Task input:
********
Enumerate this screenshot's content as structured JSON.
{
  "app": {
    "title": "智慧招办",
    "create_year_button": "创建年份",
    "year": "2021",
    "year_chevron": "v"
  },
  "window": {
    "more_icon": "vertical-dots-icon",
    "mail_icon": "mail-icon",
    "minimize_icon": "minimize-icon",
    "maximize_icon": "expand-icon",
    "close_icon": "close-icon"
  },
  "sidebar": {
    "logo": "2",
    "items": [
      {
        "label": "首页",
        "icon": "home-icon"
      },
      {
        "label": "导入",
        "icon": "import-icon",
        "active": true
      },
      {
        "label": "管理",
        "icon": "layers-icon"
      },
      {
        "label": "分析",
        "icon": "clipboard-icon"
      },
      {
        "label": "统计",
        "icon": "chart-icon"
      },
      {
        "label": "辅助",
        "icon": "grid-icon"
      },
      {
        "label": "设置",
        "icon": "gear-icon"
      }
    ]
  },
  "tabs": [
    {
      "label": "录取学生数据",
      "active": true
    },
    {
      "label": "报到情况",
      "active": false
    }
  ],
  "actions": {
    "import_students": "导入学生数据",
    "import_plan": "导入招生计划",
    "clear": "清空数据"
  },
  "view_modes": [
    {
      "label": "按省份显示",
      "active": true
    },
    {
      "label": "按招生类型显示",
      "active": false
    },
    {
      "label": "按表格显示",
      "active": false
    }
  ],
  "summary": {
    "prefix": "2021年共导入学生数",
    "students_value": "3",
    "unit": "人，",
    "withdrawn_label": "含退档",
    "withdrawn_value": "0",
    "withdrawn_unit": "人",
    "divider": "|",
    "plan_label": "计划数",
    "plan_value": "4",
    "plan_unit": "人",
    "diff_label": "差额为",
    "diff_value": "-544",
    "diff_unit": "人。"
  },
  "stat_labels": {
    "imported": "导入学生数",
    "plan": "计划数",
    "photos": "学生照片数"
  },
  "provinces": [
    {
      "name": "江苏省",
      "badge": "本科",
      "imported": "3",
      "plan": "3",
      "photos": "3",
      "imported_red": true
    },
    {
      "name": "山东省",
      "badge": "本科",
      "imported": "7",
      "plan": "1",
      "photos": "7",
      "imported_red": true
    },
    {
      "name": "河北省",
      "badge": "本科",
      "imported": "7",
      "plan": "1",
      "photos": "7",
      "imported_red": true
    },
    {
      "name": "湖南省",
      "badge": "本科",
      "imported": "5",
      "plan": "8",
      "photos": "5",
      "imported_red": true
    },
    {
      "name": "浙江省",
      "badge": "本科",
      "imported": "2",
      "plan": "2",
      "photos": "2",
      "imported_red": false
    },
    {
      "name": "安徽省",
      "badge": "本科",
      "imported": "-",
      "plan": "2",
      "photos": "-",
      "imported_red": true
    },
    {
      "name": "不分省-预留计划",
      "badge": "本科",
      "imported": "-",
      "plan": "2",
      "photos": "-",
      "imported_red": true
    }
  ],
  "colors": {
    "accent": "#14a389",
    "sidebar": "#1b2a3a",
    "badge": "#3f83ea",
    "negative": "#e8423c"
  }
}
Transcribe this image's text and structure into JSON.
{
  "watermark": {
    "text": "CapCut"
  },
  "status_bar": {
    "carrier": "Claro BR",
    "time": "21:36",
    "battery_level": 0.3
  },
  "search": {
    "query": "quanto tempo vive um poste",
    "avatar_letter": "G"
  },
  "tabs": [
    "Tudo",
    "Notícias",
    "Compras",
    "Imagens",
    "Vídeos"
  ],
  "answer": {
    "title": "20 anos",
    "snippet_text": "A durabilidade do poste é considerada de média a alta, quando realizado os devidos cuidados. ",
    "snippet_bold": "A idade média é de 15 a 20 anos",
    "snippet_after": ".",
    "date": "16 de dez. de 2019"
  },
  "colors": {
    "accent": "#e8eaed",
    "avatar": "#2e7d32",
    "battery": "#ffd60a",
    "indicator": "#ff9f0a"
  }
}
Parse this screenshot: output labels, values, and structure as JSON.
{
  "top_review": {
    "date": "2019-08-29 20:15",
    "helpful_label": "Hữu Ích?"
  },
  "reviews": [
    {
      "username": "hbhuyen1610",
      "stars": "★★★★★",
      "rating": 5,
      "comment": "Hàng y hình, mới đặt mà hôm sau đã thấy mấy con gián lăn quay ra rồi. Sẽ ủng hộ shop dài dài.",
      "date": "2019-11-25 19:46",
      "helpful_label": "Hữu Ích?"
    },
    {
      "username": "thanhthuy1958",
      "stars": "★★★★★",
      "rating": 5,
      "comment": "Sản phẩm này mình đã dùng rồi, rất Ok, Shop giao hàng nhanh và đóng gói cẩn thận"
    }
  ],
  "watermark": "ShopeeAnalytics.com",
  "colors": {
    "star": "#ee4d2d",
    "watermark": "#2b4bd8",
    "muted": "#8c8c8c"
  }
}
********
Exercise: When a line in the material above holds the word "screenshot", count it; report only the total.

Answer space: 2